Go through the material that comes after this and count the lines containing "name"; report only the count.

• _Source records_:
= = = = = = =
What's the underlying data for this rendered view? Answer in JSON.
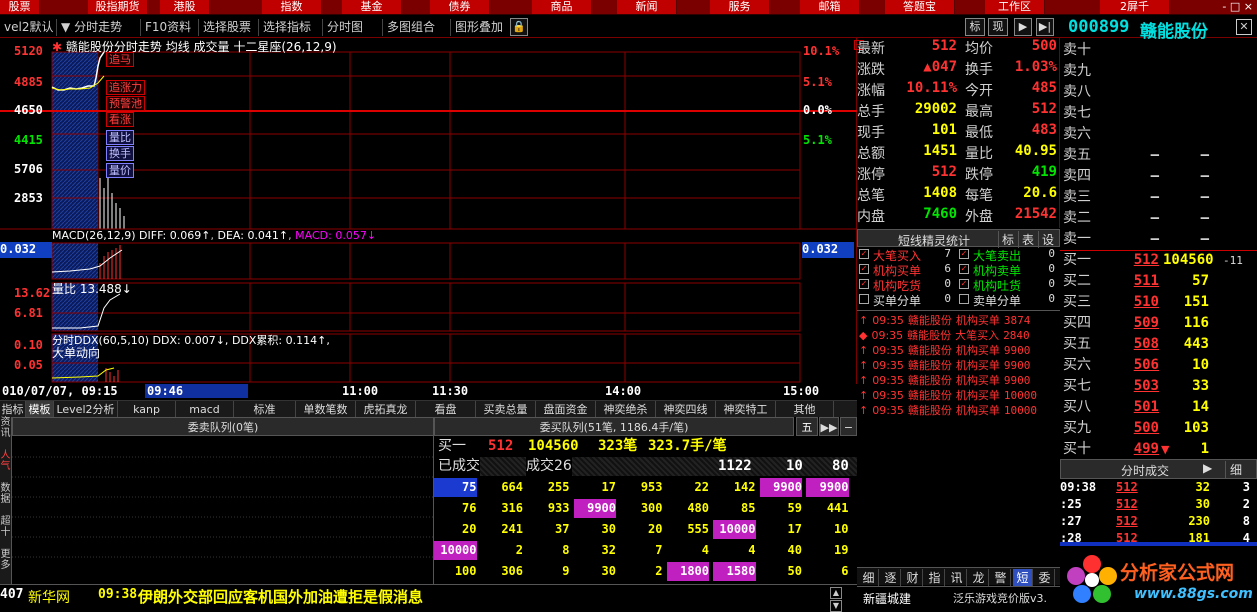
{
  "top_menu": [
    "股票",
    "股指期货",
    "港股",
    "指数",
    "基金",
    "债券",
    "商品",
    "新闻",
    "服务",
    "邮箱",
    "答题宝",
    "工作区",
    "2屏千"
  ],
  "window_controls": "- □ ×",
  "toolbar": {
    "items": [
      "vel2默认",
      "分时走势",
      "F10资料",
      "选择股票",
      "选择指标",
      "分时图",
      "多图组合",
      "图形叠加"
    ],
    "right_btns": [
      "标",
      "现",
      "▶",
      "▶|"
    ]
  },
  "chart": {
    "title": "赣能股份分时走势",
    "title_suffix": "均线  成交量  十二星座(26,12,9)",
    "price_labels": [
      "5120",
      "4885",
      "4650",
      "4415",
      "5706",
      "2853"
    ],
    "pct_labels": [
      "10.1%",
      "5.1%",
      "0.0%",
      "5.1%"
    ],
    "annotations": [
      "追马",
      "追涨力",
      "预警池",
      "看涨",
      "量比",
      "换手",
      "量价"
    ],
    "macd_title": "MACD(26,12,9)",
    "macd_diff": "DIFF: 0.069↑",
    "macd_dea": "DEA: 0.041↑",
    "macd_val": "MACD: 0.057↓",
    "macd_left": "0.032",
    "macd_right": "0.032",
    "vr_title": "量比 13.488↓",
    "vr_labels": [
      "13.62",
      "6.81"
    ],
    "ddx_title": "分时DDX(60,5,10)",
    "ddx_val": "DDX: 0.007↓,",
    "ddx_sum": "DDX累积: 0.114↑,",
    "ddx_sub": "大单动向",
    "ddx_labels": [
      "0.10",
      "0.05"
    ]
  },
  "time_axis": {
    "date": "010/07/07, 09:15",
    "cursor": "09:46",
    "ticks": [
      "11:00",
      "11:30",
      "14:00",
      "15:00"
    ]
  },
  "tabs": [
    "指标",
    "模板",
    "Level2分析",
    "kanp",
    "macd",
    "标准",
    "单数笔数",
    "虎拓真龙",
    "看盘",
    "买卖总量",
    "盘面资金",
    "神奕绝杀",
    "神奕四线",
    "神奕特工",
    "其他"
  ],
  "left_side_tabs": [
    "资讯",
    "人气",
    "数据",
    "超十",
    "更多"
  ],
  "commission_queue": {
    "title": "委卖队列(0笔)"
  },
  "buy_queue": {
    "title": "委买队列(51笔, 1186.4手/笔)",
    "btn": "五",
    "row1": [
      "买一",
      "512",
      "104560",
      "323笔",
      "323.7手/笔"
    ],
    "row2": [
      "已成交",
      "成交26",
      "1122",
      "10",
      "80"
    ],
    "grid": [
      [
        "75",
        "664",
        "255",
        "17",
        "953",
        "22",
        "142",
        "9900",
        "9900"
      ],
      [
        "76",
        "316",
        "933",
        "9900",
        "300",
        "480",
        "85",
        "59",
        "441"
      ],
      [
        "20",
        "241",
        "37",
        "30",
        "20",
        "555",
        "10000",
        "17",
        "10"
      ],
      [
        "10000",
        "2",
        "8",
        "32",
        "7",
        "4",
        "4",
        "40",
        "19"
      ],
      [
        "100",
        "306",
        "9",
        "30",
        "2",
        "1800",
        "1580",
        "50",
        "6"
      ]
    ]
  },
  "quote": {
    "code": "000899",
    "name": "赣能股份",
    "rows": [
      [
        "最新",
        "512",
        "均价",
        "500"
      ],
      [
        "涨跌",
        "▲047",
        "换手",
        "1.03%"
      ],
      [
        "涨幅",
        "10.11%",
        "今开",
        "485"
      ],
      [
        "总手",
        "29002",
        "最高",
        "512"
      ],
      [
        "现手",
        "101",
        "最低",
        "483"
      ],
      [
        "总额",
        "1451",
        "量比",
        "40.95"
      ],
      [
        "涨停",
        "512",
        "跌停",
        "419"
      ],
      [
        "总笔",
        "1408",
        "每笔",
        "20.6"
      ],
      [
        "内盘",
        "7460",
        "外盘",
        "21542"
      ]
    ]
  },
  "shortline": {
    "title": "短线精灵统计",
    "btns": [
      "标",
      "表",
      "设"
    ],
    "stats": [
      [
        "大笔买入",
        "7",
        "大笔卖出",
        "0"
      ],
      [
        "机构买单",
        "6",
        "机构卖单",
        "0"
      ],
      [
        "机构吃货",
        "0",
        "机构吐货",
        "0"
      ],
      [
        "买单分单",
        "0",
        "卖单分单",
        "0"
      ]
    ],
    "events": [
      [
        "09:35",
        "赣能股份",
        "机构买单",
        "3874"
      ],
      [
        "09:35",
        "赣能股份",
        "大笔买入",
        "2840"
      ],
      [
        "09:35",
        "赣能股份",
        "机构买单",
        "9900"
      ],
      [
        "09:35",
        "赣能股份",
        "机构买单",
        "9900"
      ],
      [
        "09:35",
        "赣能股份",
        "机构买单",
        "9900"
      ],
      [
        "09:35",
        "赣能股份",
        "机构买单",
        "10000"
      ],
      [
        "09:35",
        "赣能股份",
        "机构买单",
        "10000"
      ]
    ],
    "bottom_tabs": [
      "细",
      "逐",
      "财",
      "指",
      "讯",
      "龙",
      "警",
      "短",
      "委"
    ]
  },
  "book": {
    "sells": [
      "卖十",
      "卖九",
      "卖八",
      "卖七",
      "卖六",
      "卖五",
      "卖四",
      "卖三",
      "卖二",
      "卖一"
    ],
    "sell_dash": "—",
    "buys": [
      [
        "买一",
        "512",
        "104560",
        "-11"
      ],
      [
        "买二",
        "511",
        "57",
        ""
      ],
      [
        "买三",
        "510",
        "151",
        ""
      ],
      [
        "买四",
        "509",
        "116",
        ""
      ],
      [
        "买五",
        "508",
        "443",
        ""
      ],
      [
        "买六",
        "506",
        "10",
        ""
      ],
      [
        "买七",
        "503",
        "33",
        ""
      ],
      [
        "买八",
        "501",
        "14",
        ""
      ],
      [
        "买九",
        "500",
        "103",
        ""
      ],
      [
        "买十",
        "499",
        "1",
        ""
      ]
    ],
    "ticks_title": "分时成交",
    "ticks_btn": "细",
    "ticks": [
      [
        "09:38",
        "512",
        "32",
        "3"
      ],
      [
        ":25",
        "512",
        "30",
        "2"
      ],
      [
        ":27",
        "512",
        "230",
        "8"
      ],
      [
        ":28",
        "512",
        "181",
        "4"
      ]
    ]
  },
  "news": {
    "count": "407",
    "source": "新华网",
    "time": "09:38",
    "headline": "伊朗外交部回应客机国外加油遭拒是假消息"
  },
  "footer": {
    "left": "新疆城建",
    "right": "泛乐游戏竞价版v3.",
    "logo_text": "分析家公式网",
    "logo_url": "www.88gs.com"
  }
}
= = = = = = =
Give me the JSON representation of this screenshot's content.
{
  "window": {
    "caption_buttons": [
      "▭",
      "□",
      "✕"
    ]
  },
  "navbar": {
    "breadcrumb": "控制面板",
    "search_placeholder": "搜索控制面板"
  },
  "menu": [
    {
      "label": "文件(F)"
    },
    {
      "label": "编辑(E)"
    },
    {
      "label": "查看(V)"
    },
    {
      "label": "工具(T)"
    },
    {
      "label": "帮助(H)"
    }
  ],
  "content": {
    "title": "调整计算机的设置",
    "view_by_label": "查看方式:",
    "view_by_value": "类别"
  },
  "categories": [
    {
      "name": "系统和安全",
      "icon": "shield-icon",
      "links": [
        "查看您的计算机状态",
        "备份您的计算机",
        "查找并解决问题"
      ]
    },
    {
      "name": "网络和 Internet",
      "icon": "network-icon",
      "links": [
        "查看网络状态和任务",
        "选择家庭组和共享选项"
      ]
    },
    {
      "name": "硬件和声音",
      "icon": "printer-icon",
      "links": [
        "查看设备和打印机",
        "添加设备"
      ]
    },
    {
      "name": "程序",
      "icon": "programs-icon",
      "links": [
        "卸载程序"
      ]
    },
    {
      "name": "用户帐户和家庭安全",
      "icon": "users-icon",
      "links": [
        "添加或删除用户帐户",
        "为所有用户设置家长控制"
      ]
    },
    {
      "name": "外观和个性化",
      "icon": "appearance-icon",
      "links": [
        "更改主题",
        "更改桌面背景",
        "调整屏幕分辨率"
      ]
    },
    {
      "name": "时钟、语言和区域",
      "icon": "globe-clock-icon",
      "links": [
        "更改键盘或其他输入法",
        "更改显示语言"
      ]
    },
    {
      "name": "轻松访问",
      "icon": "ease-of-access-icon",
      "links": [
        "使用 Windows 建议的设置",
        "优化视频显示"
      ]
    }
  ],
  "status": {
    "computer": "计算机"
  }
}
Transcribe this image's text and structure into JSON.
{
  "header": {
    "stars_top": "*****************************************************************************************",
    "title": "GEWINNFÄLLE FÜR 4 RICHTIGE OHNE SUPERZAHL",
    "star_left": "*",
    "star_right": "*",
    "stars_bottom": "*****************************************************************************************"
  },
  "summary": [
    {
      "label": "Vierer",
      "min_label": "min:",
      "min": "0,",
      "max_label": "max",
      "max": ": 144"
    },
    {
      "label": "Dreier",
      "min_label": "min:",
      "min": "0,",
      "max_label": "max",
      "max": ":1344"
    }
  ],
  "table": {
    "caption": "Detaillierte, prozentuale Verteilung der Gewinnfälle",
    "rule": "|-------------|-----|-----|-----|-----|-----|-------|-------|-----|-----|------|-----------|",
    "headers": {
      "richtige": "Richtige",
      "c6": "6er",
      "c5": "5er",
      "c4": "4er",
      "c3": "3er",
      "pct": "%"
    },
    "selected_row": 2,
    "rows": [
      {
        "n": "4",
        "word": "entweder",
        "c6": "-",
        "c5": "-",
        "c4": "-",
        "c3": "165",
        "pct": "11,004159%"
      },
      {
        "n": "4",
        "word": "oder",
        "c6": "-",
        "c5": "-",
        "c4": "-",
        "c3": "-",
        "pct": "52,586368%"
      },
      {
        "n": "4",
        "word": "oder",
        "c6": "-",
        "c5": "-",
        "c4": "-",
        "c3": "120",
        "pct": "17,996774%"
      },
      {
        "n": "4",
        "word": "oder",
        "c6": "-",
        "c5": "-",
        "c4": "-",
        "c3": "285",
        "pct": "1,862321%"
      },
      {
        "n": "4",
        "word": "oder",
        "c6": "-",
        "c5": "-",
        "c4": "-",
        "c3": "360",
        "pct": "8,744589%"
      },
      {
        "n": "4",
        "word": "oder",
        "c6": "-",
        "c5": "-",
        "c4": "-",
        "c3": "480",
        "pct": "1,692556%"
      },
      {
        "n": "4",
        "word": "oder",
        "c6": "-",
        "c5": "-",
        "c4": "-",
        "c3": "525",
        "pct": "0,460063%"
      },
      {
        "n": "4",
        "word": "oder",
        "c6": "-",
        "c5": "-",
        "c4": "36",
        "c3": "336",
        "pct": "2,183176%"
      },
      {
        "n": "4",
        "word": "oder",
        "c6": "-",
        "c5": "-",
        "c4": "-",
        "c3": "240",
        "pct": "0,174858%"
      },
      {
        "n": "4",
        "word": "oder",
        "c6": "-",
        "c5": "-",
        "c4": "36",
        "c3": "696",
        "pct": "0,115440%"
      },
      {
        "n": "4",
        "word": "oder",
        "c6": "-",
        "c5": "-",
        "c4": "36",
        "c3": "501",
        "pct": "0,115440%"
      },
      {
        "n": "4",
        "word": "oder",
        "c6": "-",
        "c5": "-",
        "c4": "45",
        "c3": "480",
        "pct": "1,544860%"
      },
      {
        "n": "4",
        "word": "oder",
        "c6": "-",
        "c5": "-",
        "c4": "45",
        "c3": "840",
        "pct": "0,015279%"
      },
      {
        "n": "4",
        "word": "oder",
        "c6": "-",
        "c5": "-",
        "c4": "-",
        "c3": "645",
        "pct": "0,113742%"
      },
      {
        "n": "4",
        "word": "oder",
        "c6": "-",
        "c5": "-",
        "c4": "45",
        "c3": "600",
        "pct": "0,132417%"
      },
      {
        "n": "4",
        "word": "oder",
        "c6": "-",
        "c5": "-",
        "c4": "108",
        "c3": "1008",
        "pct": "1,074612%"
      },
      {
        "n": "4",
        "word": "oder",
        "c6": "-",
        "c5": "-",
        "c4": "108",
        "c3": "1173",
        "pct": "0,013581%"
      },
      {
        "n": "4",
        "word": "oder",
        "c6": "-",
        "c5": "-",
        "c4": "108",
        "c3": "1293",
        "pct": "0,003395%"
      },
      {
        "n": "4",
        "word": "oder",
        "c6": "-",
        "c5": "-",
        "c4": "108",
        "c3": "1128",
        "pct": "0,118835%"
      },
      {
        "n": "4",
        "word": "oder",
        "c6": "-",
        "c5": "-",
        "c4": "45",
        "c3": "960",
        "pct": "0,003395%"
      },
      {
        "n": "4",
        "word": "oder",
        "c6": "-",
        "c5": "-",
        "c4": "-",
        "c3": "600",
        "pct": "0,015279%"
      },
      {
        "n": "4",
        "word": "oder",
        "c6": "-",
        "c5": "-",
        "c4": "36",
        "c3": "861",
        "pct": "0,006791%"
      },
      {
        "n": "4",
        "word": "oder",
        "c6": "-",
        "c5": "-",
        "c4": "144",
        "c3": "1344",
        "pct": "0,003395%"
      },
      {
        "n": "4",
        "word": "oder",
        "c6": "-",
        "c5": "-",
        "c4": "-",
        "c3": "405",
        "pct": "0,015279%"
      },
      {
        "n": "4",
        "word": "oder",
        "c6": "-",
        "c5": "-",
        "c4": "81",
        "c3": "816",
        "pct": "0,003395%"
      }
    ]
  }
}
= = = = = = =
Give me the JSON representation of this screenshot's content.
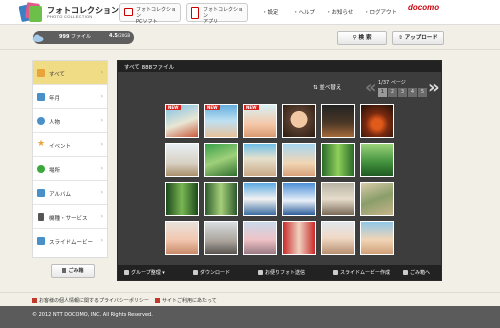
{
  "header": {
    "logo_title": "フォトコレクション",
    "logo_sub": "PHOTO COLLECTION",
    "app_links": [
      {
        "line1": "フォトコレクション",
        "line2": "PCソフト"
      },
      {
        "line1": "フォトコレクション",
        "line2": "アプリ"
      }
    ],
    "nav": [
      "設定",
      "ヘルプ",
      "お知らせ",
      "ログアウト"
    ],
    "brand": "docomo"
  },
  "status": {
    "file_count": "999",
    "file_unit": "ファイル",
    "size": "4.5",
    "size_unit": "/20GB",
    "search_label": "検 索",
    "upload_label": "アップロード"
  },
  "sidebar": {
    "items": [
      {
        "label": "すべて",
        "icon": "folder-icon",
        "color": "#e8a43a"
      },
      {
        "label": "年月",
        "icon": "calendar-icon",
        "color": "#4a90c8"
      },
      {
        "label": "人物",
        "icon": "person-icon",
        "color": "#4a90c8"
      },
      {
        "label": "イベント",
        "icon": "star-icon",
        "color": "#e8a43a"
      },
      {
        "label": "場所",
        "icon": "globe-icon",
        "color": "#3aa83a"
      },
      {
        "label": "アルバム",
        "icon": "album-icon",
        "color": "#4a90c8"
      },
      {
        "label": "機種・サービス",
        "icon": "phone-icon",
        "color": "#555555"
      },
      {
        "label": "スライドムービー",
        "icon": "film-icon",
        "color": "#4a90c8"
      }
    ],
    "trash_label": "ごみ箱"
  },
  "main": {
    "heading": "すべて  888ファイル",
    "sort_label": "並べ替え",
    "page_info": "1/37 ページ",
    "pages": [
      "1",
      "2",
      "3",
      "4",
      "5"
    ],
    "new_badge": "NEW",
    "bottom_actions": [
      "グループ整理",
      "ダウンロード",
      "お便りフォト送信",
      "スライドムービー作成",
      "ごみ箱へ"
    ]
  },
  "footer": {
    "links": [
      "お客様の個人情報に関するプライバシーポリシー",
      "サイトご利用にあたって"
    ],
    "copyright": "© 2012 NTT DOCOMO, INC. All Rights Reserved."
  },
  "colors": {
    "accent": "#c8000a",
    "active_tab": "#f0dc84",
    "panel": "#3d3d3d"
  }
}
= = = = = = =
• _Result_: 9